Extra dimensions are pretty popular attributes of theories in particle physics (in fact, yours truly is currently working on such a theory!). But long before they became fashionable in physics, there are records of creative entrepreneurs and imaginative individuals captivated by the idea of a hidden world in another dimension. Some writers and visual artists developed our ideas in ways that were not only fascinating from an artistic perspective, but also very useful for visualisations of modern physics.
Most notable is Edwin Abbott Abbott, whose ideas preceded his contemporaries across fields by far. Edwin had (besides very funny parents that gave him his peculiar double name) a job as an English teacher and a mind for geometric exploration. In his 1884 novella Flatland the character Square lives in a 2D world (yes, “Flatland”) along with the other flat figures (triangles, and circles for instance). The inhabitants of Flatland also experience a 1D world (“Lineland”), whose occupants are points.
Like all flat figures, Square is amazed that the points are confined to thinking in their 1D lines, and that they cannot envisage the second dimension, which is so real to him. But that changes when he gets a visit from Sphere, who shows him a whole new world: 3D (“Spaceland”). Sadly, as Square comes back to his Flatland, no one believes him that Spaceland exists.
It is not that the Flatlanders do not experience the 3D figures such as Sphere and his friends. But they do so in 2D, that is, through a cross section, when they float through Flatland, for example (I hope you are impressed by my paint skills):

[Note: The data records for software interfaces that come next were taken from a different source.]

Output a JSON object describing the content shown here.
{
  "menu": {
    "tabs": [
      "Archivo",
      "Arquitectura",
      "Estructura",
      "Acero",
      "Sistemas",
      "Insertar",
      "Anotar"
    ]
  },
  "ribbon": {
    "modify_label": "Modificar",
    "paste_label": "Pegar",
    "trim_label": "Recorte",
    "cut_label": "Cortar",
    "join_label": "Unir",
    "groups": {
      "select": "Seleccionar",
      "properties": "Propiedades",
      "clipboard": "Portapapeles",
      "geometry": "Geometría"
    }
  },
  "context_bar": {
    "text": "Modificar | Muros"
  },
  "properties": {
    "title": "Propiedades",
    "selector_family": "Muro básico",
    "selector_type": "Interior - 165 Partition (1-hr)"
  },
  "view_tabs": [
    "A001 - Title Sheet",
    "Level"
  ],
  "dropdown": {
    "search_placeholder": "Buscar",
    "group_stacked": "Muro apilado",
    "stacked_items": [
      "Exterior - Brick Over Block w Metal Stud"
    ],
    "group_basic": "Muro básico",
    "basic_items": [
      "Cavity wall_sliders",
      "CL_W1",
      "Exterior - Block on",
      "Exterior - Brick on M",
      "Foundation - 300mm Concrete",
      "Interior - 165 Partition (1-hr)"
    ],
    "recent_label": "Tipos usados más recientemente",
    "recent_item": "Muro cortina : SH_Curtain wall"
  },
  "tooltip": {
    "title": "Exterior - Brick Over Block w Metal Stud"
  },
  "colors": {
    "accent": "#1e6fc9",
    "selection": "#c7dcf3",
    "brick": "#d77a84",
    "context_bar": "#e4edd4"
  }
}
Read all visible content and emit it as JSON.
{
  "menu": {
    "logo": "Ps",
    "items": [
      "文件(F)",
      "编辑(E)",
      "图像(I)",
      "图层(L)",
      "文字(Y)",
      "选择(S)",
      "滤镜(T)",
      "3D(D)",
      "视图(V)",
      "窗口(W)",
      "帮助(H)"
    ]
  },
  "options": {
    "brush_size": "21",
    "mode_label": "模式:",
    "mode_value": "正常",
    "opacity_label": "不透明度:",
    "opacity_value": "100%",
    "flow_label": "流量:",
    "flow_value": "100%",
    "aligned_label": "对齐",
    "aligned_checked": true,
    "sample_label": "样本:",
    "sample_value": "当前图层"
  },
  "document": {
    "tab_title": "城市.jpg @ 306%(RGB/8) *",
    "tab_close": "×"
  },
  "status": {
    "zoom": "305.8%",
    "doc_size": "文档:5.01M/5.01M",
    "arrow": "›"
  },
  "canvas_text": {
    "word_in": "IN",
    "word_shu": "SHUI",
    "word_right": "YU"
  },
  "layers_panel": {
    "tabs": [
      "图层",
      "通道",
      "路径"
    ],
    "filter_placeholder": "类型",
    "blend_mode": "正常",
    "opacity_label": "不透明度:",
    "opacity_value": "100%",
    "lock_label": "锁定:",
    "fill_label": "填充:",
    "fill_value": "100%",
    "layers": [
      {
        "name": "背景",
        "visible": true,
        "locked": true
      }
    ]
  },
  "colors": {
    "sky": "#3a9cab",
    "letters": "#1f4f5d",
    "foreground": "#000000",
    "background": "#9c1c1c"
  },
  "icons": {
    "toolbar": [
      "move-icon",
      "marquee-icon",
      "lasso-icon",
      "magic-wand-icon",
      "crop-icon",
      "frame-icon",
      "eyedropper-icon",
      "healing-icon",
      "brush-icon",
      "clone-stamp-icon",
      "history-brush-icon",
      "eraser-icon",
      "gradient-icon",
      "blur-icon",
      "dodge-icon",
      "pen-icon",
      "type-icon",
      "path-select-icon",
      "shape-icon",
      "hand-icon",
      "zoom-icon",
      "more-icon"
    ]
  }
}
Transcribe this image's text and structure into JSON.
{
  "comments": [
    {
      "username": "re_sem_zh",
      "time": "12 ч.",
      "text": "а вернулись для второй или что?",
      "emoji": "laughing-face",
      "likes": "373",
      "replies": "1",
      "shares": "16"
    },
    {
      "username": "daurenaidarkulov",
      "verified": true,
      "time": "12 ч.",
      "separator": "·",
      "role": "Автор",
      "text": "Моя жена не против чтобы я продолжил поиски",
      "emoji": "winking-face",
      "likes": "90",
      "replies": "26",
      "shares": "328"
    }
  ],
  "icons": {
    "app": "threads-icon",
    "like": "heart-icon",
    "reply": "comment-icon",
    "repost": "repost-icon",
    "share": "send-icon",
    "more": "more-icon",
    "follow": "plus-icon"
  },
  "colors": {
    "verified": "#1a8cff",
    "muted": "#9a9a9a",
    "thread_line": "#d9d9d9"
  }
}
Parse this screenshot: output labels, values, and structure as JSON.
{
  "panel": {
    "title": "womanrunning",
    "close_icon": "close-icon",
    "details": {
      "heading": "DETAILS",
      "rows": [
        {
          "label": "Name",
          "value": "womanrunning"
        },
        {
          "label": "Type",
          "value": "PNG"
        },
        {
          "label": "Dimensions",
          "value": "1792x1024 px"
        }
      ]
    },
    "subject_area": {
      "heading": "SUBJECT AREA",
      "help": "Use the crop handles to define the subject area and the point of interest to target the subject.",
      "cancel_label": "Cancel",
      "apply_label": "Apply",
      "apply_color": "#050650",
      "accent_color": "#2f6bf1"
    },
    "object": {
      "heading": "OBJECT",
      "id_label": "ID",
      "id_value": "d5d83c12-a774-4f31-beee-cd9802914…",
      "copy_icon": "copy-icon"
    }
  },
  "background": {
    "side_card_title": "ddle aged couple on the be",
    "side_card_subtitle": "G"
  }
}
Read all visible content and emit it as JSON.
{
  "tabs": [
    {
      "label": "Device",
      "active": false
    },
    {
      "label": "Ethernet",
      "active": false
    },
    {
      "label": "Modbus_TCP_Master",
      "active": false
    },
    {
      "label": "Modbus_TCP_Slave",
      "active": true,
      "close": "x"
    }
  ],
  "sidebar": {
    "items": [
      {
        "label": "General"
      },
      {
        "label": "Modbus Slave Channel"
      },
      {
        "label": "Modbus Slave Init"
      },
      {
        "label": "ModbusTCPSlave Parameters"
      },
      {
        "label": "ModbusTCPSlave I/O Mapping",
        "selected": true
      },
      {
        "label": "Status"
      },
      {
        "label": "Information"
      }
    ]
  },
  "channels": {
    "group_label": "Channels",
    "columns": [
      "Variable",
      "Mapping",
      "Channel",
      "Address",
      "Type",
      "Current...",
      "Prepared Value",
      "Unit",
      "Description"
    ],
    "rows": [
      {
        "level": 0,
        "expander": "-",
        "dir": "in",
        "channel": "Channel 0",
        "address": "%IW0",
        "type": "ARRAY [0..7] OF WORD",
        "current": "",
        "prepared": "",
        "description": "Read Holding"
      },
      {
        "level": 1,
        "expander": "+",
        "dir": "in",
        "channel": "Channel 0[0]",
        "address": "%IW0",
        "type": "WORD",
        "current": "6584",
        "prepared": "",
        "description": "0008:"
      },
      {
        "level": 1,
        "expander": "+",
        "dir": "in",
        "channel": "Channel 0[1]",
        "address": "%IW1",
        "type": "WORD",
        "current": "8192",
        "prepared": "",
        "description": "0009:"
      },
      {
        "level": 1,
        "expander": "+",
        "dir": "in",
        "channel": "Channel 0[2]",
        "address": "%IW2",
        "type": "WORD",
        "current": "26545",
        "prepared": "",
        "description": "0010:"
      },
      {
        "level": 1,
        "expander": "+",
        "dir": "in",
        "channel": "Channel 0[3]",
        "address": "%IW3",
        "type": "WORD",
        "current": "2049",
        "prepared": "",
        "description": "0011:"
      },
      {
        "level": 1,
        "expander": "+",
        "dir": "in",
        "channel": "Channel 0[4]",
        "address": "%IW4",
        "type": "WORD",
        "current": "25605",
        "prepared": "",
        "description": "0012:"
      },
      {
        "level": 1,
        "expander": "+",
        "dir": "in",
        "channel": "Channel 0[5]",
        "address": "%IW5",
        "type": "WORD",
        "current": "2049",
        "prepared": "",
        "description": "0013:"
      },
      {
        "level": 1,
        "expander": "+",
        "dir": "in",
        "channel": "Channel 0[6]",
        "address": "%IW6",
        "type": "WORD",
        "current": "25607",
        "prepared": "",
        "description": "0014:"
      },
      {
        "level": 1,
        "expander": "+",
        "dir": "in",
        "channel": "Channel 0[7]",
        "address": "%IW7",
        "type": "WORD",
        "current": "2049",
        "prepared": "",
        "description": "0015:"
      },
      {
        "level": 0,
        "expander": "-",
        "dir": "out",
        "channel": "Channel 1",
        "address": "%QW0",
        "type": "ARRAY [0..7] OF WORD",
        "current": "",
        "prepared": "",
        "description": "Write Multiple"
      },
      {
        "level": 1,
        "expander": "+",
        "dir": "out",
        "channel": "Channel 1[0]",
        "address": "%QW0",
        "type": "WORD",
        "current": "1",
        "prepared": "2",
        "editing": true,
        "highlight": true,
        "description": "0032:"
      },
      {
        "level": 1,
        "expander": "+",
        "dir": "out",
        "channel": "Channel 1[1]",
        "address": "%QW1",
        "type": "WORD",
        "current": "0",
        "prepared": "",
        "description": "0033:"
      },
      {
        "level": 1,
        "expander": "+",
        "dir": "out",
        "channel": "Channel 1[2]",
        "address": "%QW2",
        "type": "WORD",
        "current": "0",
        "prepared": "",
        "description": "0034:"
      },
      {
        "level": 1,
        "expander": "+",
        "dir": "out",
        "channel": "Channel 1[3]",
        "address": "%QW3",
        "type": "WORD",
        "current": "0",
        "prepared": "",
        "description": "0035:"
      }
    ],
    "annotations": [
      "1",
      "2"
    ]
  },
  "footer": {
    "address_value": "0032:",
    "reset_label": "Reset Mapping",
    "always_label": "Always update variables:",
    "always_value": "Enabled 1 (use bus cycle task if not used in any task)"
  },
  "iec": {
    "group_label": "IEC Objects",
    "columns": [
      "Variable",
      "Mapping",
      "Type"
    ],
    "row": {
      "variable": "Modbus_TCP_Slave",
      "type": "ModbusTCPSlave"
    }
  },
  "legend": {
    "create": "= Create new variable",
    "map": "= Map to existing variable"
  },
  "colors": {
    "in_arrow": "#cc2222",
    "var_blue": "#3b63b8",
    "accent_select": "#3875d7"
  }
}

Now what is interesting about this is that we may experience extra dimensions in the same way. I know it’s hard to visualise, but maybe you agree analogously that the (3+1) dimensional objects we perceive could theoretically be cross-sections of (3+…+1) dimensional objects. This is conceptually similar to how I use extra dimensions in my work.
Abbot was far ahead of his time, and inspired many scientists and artists. And he still does: in my first year at university, my lecturer organised a special screening of Flatland, and I found it both explanatory and inspirational. To me, what Abbot managed to capture is that it is hard to tell what is limited: the number of dimensions, or our imagination. In the latter case, opening up a dialogue between contemporary physicists and creative individuals may not be such a bad idea.
In an upcoming post I will explore the topic of Extra dimensions through the eyes of visual artists. I am also working on an article for the Conversation about techniques for visualising 5D!
 Similar, but not quite, I have to admit. In reality we integrate over the extra dimension, but I’ll spare you the details of that.